Many times I was irritated of the lack of some Excel functionality (or just I don’t know there is) to easily transform data w/o using pivot tables. SQL in VBA was the only thing that was missing for me.
Distinct, grouping rows of Excel data, running multiple selects etc. Some time agon when I had a moment of time to spare I did my homework on the topic only to discover that running SQL queries from Excel VBA is possible and easy…
Want to learn how to create a MS Query manually? See my MS Query Tutorial
Using SQL in VBA example
Let see how to run a simple SELECT SQL Query in Excel VBA on an example Excel Worksheet. On the right see my Excel Worksheet and the Message Box with the similar output from my VBA Macro. The VBA Code is below:
Sub RunSELECT() Dim cn As Object, rs As Object, output As String, sql as String '---Connecting to the Data Source--- Set cn = CreateObject("ADODB.Connection") With cn .Provider = "Microsoft.ACE.OLEDB.12.0" .ConnectionString = "Data Source=" & ThisWorkbook.Path & "\" & ThisWorkbook.Name & ";" & "Extended Properties=""Excel 12.0 Xml;HDR=YES"";" .Open End With '---Run the SQL SELECT Query--- sql = "SELECT * FROM [Sheet1$]" Set rs = cn.Execute(sql) Do output = output & rs(0) & ";" & rs(1) & ";" & rs(2) & vbNewLine Debug.Print rs(0); ";" & rs(1) & ";" & rs(2) rs.Movenext Loop Until rs.EOF MsgBox output '---Clean up--- rs.Close cn.Close Set cn = Nothing Set rs = Nothing End Sub
Explaining the Code
So what is happening in the macro above? Let us break it down:
Connecting to the Data Source
First we need to connect via the ADODB Driver to our Excel Worksheet. This is the same Driver which runs SQL Queries on MS Access Databases:
'---Connect to the Workbook--- Set cn = CreateObject("ADODB.Connection") With cn .Provider = "Microsoft.ACE.OLEDB.12.0" .ConnectionString = "Data Source=" & ThisWorkbook.Path & "\" & ThisWorkbook.Name & ";" & _ "Extended Properties=""Excel 12.0 Xml;HDR=YES"";" .Open End With
The Provider is the Drive which is responsible for running the query.
The ConnectionStrings defines the Connection properties, like the path to the Queries File (example above is for ThisWorkbook) or if the first row contains a header (HDR).
The Open command executes the connection.
You can find more information on the ADODB.Connection Object on MSDN.
Running the SQL Select Query

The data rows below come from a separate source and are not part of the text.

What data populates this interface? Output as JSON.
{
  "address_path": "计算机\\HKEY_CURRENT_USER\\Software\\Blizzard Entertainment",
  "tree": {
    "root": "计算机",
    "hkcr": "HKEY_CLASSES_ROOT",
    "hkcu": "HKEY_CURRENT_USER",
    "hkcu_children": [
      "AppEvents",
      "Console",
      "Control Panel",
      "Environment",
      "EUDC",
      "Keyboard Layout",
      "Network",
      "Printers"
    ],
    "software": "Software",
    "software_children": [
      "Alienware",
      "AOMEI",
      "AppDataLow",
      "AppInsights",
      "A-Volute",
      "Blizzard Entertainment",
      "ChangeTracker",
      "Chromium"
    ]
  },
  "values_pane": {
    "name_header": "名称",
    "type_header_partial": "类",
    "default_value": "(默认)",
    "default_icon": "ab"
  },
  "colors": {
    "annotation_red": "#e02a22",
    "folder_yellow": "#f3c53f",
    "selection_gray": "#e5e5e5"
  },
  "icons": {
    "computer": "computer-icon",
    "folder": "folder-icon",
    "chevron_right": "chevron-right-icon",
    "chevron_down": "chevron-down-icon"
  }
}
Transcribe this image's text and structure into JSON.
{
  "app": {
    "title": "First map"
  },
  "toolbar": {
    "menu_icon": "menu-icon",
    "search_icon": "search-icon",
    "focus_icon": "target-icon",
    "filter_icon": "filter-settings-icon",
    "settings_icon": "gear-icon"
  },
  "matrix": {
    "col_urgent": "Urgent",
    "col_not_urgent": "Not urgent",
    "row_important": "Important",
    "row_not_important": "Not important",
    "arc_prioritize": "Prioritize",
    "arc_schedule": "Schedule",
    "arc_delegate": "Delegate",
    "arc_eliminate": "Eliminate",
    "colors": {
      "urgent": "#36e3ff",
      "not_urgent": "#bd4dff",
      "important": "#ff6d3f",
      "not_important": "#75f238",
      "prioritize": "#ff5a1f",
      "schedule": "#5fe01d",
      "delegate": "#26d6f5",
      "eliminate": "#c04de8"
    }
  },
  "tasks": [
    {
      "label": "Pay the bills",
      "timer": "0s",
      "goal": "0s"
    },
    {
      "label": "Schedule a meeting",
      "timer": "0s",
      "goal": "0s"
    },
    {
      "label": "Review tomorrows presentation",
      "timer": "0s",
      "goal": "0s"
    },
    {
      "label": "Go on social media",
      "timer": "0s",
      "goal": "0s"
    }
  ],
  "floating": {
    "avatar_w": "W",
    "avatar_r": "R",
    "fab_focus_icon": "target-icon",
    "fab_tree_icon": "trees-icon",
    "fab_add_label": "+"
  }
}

Having connected to our Data Source Excel Worksheet we can now run a SQL SELECT Query:
'---Running the SQL Select Query--- Sql = "SELECT * FROM [Sheet1$]" Set rs = cn.Execute(Sql) Do output = output & rs(0) & ";" & rs(1) & ";" & rs(2) & vbNewLine Debug.Print rs(0); ";" & rs(1) & ";" & rs(2) rs.Movenext Loop Until rs.EOF MsgBox output
So what happens here? First we run the Execute command with our SELECT query:
SELECT * FROM [Sheet1$]
What does it do? It indicates that our records are in Sheet1. We can obviously extend this query just to filter people above the age of 30:
SELECT * FROM [Sheet1$] WHERE Age > 30
The Execute command returns a ADODB RecordSet. We need to loop through the recordset to get each record:
Do '... 'Loop through records - rs(0) - first column, rs(1) - second column etc. '... rs.Movenext 'Move to next record Loop Until rs.EOF 'Have we reached End of RecordSet
Lastly we need to Clean up our Objects to free memory. This is actually quite an important step as if you VBA code is runs a lot of queries or computations you might see a slow-down soon enough!
rs.Close cn.Close Set cn = Nothing Set rs = Nothing
What Else Can I Do?
You can do tons of great things with ADODB / MS Queries / SQL in Excel. Here are some additional ideas:
- Run Queries Across Worksheets – you can run JOIN queries on multiple Excel Worksheets. E.g.
SELECT [Sheet1$].[First Last], [Age], [Salary] FROM [Sheet1$] INNER JOIN [Sheet2$] ON [Sheet1$].[First Last]=[Sheet2$].[First Last]
- Extracting Data from External Data Sources – use different connection strings to connect to Access Databases, CSV files or text files
- Do more efficient LOOKUPs – read my post on VLOOKUP vs SQL to learn more